Your tooth enamel is precious. It happens to be the hardest substance in your body, and it protects your teeth. Abrasive items, acids, and grinding or other trauma contribute to enamel erosion, making the inner tooth vulnerable to decay, gum disease, and infection. If you already have weakened enamel from chronic drinking, drinking coffee, or any number of other causes, then using very abrasive toothpaste may add insult to injury.
Schedule Your Dental Appointment
When navigating these choices, it helps if you see your dentist twice a year as recommended. During your annual dental examination and professional cleaning, you have the opportunity to reassess your oral hygiene habits, including the products you use.
Your dentist can help you consider your personal risk based on your lifestyle, existing issues, and the condition of your teeth.

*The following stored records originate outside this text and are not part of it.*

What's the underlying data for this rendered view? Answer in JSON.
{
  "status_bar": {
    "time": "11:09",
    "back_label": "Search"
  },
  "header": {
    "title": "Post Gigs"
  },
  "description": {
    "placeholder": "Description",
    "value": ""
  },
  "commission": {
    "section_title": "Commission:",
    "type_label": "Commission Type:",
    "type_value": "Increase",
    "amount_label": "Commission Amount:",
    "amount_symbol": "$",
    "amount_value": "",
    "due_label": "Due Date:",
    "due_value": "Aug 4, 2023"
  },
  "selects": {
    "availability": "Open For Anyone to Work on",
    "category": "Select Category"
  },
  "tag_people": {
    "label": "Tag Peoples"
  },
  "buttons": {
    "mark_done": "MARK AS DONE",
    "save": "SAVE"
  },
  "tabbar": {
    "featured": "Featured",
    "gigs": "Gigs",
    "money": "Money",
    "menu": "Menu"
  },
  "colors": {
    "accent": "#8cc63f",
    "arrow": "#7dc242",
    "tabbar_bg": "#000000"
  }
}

Rather than rely on charcoal or whitening toothpaste, we recommend our patients stay consistent with their oral hygiene. A healthy lifestyle for your teeth and gums involves:
- See your dentist as scheduled and whenever you have oral health issues.

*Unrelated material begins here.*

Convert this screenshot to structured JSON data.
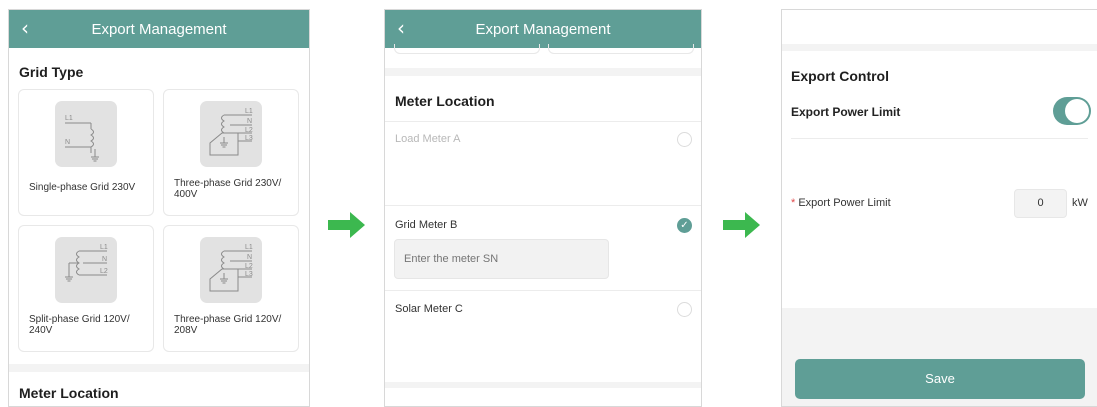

- Gently brush your teeth twice a day using a soft-bristled toothbrush.
- Use a toothpaste that contains fluoride and has the ADA seal of approval.
- Floss daily.
- If you grind your teeth or clench your jaw, use a mouth guard to protect your teeth while sleeping.
- Keep acidic foods and drinks to a minimum. These include coffee, wine, tomato sauce, and high-sugar foods. Limit them to meals where you can gently rinse your mouth and brush your teeth within about 30 minutes of finishing the meal.
- Sip plain water throughout the day; this helps moisturize your mouth and dilutes sugars and bacteria between brushing your teeth.
- Get your dentist’s advice about treatments you want to seek, including tooth whitening, stain removal, or anything else that may be risky.
Southview Dentistry proudly serves the Charlotte area community through cosmetic and preventative health dentistry. If you live in the area and need a dentist, feel free to contact us to schedule an appointment.